[Opening Data extracts section]

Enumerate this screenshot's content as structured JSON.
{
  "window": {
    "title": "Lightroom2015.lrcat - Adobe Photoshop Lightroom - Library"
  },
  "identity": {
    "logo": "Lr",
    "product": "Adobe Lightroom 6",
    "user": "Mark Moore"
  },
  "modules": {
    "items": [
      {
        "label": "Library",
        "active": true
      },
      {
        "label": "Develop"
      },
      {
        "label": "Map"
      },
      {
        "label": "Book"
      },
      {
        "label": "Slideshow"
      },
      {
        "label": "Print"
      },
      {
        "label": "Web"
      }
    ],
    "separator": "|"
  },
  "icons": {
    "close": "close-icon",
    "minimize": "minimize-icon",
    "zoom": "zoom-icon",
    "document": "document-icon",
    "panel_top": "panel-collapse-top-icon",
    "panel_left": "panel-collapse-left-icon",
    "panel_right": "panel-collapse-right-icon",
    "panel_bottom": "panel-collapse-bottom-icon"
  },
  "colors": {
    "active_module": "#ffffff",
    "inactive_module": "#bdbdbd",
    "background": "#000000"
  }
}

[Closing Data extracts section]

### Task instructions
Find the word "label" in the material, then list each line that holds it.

### Exercise response
        "label": "Library",
        "label": "Develop"
        "label": "Map"
        "label": "Book"
        "label": "Slideshow"
        "label": "Print"
        "label": "Web"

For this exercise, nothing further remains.